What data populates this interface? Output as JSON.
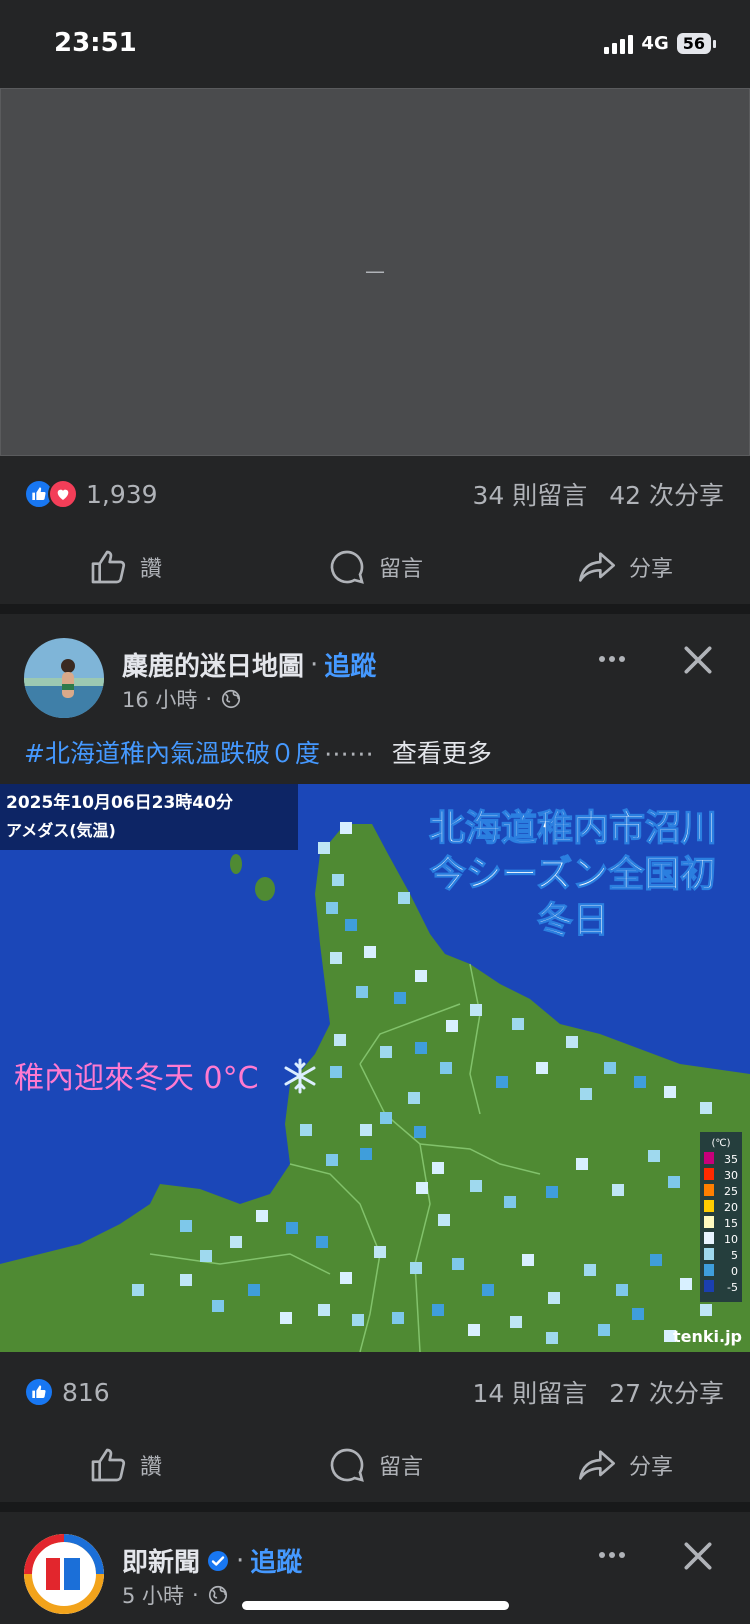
{
  "status": {
    "time": "23:51",
    "network": "4G",
    "battery": "56"
  },
  "post1": {
    "likes": "1,939",
    "comments": "34 則留言",
    "shares": "42 次分享",
    "actions": {
      "like": "讚",
      "comment": "留言",
      "share": "分享"
    }
  },
  "post2": {
    "author": "麋鹿的迷日地圖",
    "follow": "追蹤",
    "time": "16 小時",
    "hashtag": "#北海道稚內氣溫跌破０度",
    "ellipsis": "⋯⋯",
    "see_more": "查看更多",
    "map": {
      "timestamp": "2025年10月06日23時40分",
      "subtitle": "アメダス(気温)",
      "headline": [
        "北海道稚内市沼川",
        "今シーズン全国初",
        "冬日"
      ],
      "annotation": "稚內迎來冬天 0°C",
      "legend_unit": "(℃)",
      "legend_values": [
        "35",
        "30",
        "25",
        "20",
        "15",
        "10",
        "5",
        "0",
        "-5"
      ],
      "credit": "tenki.jp"
    },
    "likes": "816",
    "comments": "14 則留言",
    "shares": "27 次分享",
    "actions": {
      "like": "讚",
      "comment": "留言",
      "share": "分享"
    }
  },
  "post3": {
    "author": "即新聞",
    "follow": "追蹤",
    "time": "5 小時"
  },
  "colors": {
    "accent": "#4599ff",
    "like_blue": "#1877f2",
    "love_red": "#f33e58",
    "land_green": "#4f8a33",
    "sea_blue": "#1b47b8"
  }
}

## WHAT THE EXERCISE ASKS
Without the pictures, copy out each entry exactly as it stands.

## RESPONSE AREA
What data populates this interface? Output as JSON.
{
  "status": {
    "time": "23:51",
    "network": "4G",
    "battery": "56"
  },
  "post1": {
    "likes": "1,939",
    "comments": "34 則留言",
    "shares": "42 次分享",
    "actions": {
      "like": "讚",
      "comment": "留言",
      "share": "分享"
    }
  },
  "post2": {
    "author": "麋鹿的迷日地圖",
    "follow": "追蹤",
    "time": "16 小時",
    "hashtag": "#北海道稚內氣溫跌破０度",
    "ellipsis": "⋯⋯",
    "see_more": "查看更多",
    "map": {
      "timestamp": "2025年10月06日23時40分",
      "subtitle": "アメダス(気温)",
      "headline": [
        "北海道稚内市沼川",
        "今シーズン全国初",
        "冬日"
      ],
      "annotation": "稚內迎來冬天 0°C",
      "legend_unit": "(℃)",
      "legend_values": [
        "35",
        "30",
        "25",
        "20",
        "15",
        "10",
        "5",
        "0",
        "-5"
      ],
      "credit": "tenki.jp"
    },
    "likes": "816",
    "comments": "14 則留言",
    "shares": "27 次分享",
    "actions": {
      "like": "讚",
      "comment": "留言",
      "share": "分享"
    }
  },
  "post3": {
    "author": "即新聞",
    "follow": "追蹤",
    "time": "5 小時"
  },
  "colors": {
    "accent": "#4599ff",
    "like_blue": "#1877f2",
    "love_red": "#f33e58",
    "land_green": "#4f8a33",
    "sea_blue": "#1b47b8"
  }
}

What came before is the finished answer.